At least every few months, I see patients who tell me that after multiple teeth were removed, their health went downhill many months later. I also see many patients with very small mouths who have severe debilitating fatigue and brain fog. Not too surprisingly, they have had 4 to 8 or more extractions when younger.
Dental extractions are sometimes recommended as standard of care in certain patients who need braces for crooked teeth. As I’ve mentioned before, modern humans have crooked teeth due to our shrinking jaws, leaving less space for our teeth. (Here’s an interview I gave for an orthodontist about the reasons for malocclusion/crooked teeth). So if you take out teeth in a person with a small mouth, will that make the mouth even smaller? And if so, can that cause obstructive sleep apnea?
There are a number of websites that deny that dental extractions can cause sleep apnea, and others that state that their symptoms began after extractions. As you can imagine, this can be a very contentious topic.
I just came back from a very informative conference on orthodontics and obstructive sleep apnea (OSA) at the University of Michigan’s Moyers Symposium. One topic that was discussed was the following: Do dental extractions cause sleep apnea?
The answer from the speaker was a clear no. So I went back to the reference that was cited, all well as numerous other studies on this topic. What I found was very interesting….
This particular study was a retrospective electronic health records review comparing 2792 people with 1 missing premolar in each quadrant with the same number of people without any missing teeth. Of the people without missing premolars, 9.56% had OSA (based on documented sleep studies), whereas 10.71% of those with 4 missing teeth had OSA. There was no statistical significance between the two groups. They concluded, “The absence of four premolars (one from each quadrant), and therefore a presumed indicator of past “extraction orthodontic treatment,” is not supported as a significant factor in the cause of OSA.”

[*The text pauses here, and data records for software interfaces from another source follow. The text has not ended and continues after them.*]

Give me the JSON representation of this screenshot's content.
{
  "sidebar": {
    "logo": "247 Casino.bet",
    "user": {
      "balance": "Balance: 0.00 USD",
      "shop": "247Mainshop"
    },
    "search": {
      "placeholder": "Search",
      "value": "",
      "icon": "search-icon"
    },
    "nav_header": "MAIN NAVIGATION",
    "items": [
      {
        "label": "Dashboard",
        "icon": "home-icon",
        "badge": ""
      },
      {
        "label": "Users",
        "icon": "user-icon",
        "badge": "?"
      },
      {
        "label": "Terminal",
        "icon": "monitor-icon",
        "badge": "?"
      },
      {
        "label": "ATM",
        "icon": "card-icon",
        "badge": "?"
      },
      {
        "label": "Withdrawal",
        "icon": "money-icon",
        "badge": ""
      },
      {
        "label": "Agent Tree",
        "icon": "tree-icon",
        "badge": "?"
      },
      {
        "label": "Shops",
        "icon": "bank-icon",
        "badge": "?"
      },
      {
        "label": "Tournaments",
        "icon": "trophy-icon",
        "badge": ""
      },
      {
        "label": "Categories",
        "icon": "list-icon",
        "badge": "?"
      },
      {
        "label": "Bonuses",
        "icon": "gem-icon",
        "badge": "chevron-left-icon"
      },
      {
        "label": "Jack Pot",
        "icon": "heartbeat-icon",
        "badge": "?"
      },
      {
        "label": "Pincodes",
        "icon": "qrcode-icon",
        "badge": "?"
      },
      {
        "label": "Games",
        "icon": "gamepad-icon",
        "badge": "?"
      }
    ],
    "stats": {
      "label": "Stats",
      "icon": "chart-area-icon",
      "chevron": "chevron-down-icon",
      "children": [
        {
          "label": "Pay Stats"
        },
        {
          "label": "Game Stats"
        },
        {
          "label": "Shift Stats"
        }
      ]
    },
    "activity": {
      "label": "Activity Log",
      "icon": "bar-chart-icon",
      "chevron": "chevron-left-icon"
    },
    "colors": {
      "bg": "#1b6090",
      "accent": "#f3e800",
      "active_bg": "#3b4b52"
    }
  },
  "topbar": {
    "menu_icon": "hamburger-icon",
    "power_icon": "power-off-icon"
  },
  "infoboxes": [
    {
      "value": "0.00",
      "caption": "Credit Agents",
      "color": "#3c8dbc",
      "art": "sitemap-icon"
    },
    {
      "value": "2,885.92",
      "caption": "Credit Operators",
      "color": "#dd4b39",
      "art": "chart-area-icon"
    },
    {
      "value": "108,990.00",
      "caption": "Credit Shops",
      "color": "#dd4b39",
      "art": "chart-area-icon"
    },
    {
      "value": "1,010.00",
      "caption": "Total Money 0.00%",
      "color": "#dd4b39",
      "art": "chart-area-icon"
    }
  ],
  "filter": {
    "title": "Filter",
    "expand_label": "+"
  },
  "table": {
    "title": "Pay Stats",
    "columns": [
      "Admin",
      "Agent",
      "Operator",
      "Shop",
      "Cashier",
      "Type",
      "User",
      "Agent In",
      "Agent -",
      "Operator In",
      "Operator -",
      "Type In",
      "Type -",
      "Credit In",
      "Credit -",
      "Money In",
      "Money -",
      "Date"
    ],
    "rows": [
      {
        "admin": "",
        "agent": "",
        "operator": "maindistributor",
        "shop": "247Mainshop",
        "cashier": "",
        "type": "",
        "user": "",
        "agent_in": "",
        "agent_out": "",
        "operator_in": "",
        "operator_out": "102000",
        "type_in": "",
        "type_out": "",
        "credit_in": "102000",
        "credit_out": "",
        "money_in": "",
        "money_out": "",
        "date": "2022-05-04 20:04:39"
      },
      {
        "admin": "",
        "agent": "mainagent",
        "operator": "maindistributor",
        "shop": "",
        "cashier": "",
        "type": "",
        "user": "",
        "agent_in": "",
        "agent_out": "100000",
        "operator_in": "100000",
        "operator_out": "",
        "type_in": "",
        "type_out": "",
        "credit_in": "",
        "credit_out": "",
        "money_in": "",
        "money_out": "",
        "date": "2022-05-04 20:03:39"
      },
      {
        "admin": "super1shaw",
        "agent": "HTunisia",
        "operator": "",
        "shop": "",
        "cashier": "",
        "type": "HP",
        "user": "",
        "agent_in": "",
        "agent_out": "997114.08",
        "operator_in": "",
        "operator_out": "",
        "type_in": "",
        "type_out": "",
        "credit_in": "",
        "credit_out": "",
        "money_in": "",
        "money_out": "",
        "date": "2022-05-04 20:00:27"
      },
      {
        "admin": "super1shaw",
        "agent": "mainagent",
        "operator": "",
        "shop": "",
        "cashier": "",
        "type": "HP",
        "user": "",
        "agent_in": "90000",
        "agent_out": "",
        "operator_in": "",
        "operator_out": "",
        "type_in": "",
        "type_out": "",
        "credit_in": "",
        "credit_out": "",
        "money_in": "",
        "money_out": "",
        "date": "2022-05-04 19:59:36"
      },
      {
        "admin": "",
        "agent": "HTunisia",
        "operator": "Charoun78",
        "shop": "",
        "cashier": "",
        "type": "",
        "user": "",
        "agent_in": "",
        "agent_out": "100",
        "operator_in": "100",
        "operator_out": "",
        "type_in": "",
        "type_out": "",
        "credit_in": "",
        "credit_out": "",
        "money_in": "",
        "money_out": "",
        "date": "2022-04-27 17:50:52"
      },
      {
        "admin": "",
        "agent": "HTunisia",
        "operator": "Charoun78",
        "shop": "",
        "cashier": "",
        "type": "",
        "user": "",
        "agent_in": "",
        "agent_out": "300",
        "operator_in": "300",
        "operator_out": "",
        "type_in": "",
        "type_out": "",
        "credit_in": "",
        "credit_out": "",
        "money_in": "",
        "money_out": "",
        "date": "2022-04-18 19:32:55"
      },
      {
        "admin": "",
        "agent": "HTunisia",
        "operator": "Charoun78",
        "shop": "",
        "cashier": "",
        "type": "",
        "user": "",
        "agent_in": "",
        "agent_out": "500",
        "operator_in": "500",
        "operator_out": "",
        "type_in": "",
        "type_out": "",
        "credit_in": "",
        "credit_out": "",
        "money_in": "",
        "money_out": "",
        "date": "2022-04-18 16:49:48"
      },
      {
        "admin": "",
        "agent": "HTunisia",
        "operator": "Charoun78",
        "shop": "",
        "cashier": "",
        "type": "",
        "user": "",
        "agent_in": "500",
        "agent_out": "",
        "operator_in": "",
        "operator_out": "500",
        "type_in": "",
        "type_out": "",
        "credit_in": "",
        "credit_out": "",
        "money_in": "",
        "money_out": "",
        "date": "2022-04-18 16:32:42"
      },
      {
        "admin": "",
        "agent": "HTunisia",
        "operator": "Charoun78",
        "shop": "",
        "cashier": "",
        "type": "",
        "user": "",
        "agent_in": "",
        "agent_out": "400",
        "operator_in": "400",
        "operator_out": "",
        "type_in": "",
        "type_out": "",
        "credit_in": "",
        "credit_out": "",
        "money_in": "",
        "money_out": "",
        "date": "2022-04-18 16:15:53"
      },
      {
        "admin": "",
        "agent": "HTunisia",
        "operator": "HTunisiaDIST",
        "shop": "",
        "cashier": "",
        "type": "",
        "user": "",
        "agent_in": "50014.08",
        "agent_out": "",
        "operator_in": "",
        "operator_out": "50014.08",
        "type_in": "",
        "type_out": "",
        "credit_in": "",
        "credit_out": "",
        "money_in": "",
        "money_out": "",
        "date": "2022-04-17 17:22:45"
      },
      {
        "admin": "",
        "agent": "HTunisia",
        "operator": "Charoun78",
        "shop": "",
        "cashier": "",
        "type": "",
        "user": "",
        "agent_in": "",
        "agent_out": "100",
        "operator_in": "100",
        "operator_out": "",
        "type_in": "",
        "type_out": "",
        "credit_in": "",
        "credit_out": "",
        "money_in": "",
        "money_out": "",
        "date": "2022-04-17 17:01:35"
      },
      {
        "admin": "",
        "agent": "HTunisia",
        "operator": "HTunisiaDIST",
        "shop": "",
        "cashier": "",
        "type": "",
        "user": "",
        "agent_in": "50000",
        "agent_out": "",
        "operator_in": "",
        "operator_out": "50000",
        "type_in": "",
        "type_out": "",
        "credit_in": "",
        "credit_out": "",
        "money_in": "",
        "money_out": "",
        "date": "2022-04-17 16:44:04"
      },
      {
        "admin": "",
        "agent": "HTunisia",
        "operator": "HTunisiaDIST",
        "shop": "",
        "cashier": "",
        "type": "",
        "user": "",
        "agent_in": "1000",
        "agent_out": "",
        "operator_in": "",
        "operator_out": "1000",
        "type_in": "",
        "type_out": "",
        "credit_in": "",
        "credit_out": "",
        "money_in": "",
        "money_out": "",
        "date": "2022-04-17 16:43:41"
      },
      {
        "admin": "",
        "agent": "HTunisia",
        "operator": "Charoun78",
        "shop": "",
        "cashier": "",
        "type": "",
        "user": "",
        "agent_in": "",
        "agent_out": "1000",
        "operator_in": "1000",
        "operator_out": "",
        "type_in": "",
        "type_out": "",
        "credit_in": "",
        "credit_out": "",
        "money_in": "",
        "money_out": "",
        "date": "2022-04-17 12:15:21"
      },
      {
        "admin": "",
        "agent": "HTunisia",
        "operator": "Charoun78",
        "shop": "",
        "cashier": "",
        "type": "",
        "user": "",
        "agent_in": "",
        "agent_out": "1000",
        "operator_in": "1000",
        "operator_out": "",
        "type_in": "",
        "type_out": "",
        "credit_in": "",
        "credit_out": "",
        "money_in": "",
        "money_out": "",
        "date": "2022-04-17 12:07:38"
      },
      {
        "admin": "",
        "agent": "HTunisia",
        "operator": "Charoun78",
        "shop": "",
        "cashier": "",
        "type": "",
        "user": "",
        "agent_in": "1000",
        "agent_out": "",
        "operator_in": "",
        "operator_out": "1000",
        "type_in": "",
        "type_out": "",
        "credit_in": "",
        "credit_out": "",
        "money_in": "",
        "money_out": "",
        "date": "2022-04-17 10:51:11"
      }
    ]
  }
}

The authors cite some limitation of this study. First, it’s a retrospective study with all the inherent biases that can affect retrospective (after the fact) studies. Two, it’s estimated that 80 to 90% of people with OSA are not diagnosed. If this is the case, only 10 to 20% of people with OSA were ever picked up in people who had dental extractions. Lastly, missing premolars can result from other causes, such as decay, nongrowth, trauma, or gum disease. It’s also important to note that there was no mention of timing of OSA or symptoms beginning after extractions.
A handful of radiologic imaging studies found conflicting results. Two studies found that while certain airway dimensions were significantly smaller, airway volume did not change. In another study, subjects who had 4 bicuspid extractions with use of braces to pull back the remaining front teeth had significantly smaller airway space compared to those who underwent extractions only or no extractions. A Chinese study of 30 adults found similar results, showing smaller airway space behind the tongue and a change in the position of the hyoid bone.

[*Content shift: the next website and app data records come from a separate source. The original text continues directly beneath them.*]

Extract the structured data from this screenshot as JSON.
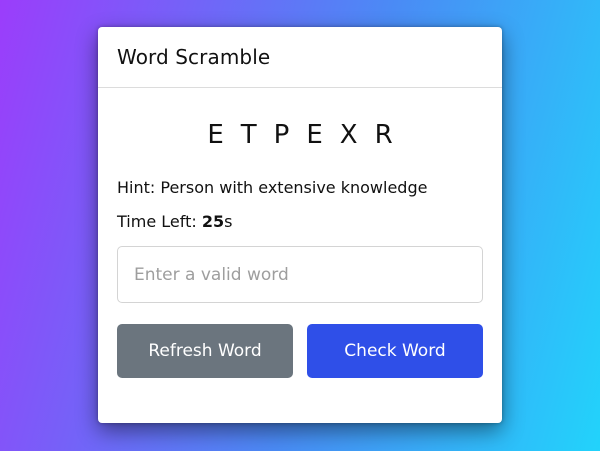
{
  "game": {
    "title": "Word Scramble",
    "scrambled_word": "ETPEXR",
    "hint_label": "Hint:",
    "hint_text": "Person with extensive knowledge",
    "time_label": "Time Left:",
    "time_value": "25",
    "time_unit": "s"
  },
  "input": {
    "placeholder": "Enter a valid word",
    "value": ""
  },
  "buttons": {
    "refresh_label": "Refresh Word",
    "check_label": "Check Word"
  },
  "colors": {
    "refresh_button": "#6b757e",
    "check_button": "#2f4fe8",
    "background_start": "#9b3dfb",
    "background_end": "#22d3fb"
  }
}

In a retrospective review of over 7000 men and women from the National Health and Nutrition Examination Survey from 2005 to 2008, each tooth loss was associated with a 2% higher risk of having OSA based on screening questionnaires. Those who lost 5 to 8 teeth had a 25% higher chance of OSA risk compared to those who lost 1 to 4 teeth, and 36% higher risk for those that lost 9 to 31 teeth, and 61% for people with no teeth.
In the one study that was performed prospectively using formal in-lab sleep studies, 48 patients who were edentulous (no teeth) underwent sleep studies with and without their dentures. The average AHI was 17 without dentures and 11 with dentures. Another study showed that children with multiple missing teeth had higher levels of AHI.
Many of these patients with VERY small mouths and multiple dental extractions are found not to have obstructive sleep apnea based on sleep studies, but have multiple arousals. The upper airway exam during deep sleep show severe narrowing of the space behind the soft palate or tongue. These patients are usually given various diagnoses such as chronic fatigue syndrome, fibromyalgia, anxiety, depression, irritable bowel syndrome, or have chronic headaches, pain, light-headedness/dizziness, cold hands, or hypersensitivity issues. This is an exaggerated version upper airway resistance syndrome. One possible reason why they don’t have OSA on sleep studies is that when they obstruct, they wake up too quickly to be scored as an apnea.
As far as I know, there are no prospective, randomized, controlled studies on the effect of extractions measured by pre and post treatment polysomnography.
So what’s the final judgement? Based on the available evidence, there’s no definitive proof that dental extractions cause sleep apnea, but there’s no proof that it doesn’t either. I think it’s reasonable to say that the fewer the number of extractions, the better. Some extractions are necessary, and not all extractions will lead to airway changes. Also, many of these studies are radiologic studies which measure airway dimensions only, which can’t be correlated to real-life function during sleep, when you’re on your back (or side or tummy) and your muscles are relaxed.
If you’ve had multiple teeth removed in the past, did you start snoring or develop obstructive sleep apnea months or years later? Please enter your comments in the text box below.